# [PROBLEM]
Find each line of the entries with the string "EXODUS", please, and copy it.

----

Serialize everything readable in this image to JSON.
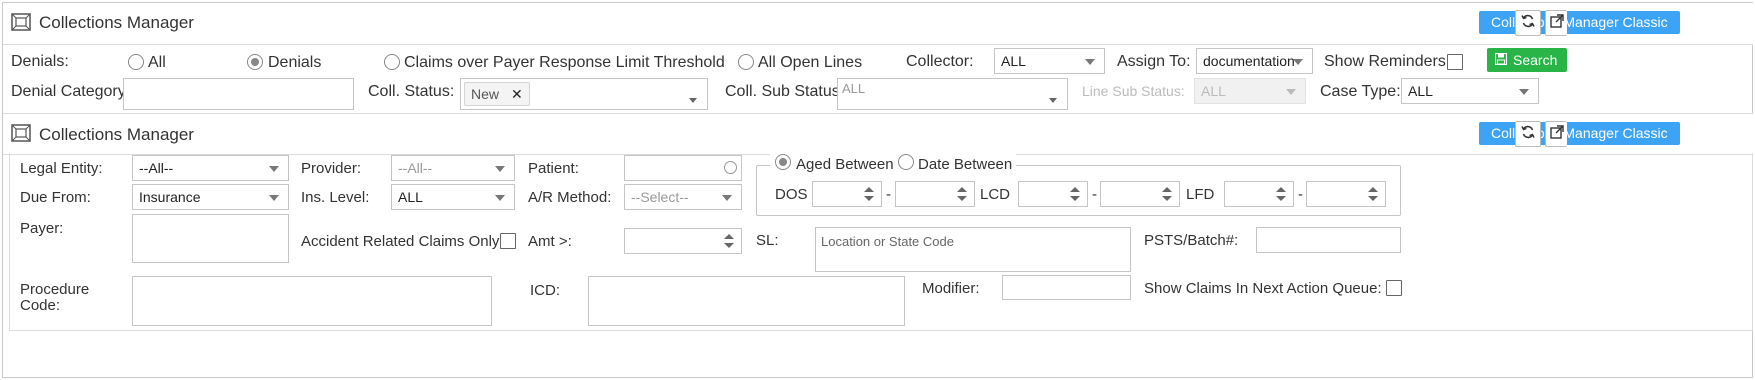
{
  "panel1": {
    "title": "Collections Manager",
    "classic_button": "Collections Manager Classic",
    "icons": [
      "panel-window-icon",
      "refresh-icon",
      "popout-icon"
    ]
  },
  "filters": {
    "denials_label": "Denials:",
    "radio_all": "All",
    "radio_denials": "Denials",
    "radio_claims_over": "Claims over Payer Response Limit Threshold",
    "radio_all_open": "All Open Lines",
    "selected_radio": "Denials",
    "collector_label": "Collector:",
    "collector_value": "ALL",
    "assign_label": "Assign To:",
    "assign_value": "documentation",
    "show_reminders_label": "Show Reminders:",
    "search_label": "Search",
    "denial_category_label": "Denial Category:",
    "coll_status_label": "Coll. Status:",
    "coll_status_tag": "New",
    "coll_sub_status_label": "Coll. Sub Status:",
    "coll_sub_status_value": "ALL",
    "line_sub_status_label": "Line Sub Status:",
    "line_sub_status_value": "ALL",
    "case_type_label": "Case Type:",
    "case_type_value": "ALL"
  },
  "panel2": {
    "title": "Collections Manager",
    "classic_button": "Collections Manager Classic"
  },
  "form": {
    "legal_entity_label": "Legal Entity:",
    "legal_entity_value": "--All--",
    "provider_label": "Provider:",
    "provider_value": "--All--",
    "patient_label": "Patient:",
    "due_from_label": "Due From:",
    "due_from_value": "Insurance",
    "ins_level_label": "Ins. Level:",
    "ins_level_value": "ALL",
    "ar_method_label": "A/R Method:",
    "ar_method_value": "--Select--",
    "payer_label": "Payer:",
    "accident_label": "Accident Related Claims Only:",
    "amt_label": "Amt >:",
    "sl_label": "SL:",
    "sl_placeholder": "Location or State Code",
    "psts_label": "PSTS/Batch#:",
    "procedure_label": "Procedure Code:",
    "icd_label": "ICD:",
    "modifier_label": "Modifier:",
    "show_claims_label": "Show Claims In Next Action Queue:",
    "aged_between": "Aged Between",
    "date_between": "Date Between",
    "date_mode_selected": "Aged Between",
    "dos_label": "DOS",
    "lcd_label": "LCD",
    "lfd_label": "LFD",
    "range_sep": "-"
  }
}
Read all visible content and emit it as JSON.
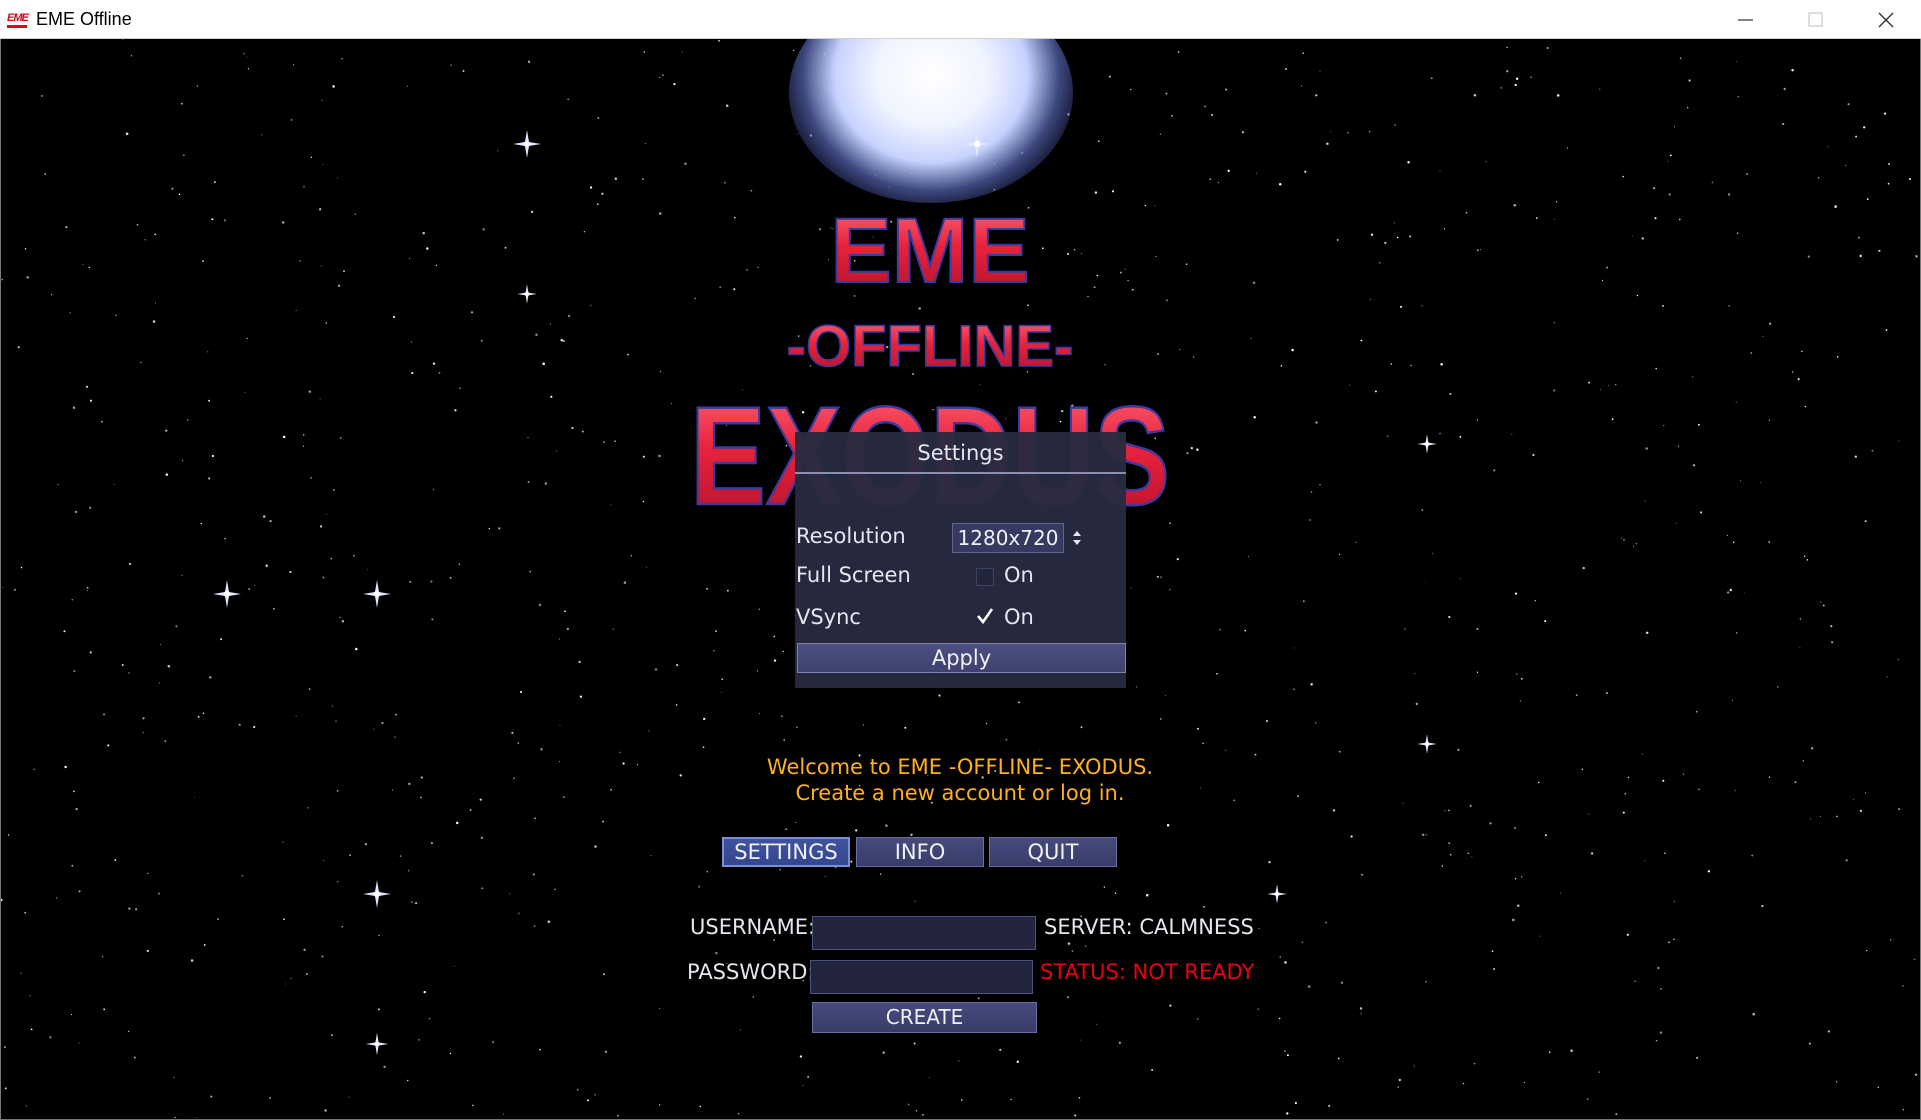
{
  "window": {
    "title": "EME Offline",
    "icon_text": "EME",
    "icon": "app-logo-icon",
    "controls": [
      "minimize-icon",
      "maximize-icon",
      "close-icon"
    ]
  },
  "logo": {
    "line1": "EME",
    "line2": "-OFFLINE-",
    "line3": "EXODUS",
    "color": "#e8233c"
  },
  "settings": {
    "title": "Settings",
    "resolution_label": "Resolution",
    "resolution_value": "1280x720",
    "fullscreen_label": "Full Screen",
    "fullscreen_option": "On",
    "fullscreen_checked": false,
    "vsync_label": "VSync",
    "vsync_option": "On",
    "vsync_checked": true,
    "apply_label": "Apply"
  },
  "welcome": {
    "line1": "Welcome to EME -OFFLINE- EXODUS.",
    "line2": "Create a new account or log in.",
    "color": "#ffb020"
  },
  "menu": {
    "settings_label": "SETTINGS",
    "info_label": "INFO",
    "quit_label": "QUIT"
  },
  "login": {
    "username_label": "USERNAME:",
    "username_value": "",
    "password_label": "PASSWORD:",
    "password_value": "",
    "server_text": "SERVER: CALMNESS",
    "status_text": "STATUS: NOT READY",
    "status_color": "#e80010",
    "create_label": "CREATE"
  }
}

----

# [RESPONSE AREA]
    "line3": "EXODUS",
    "line1": "Welcome to EME -OFFLINE- EXODUS.",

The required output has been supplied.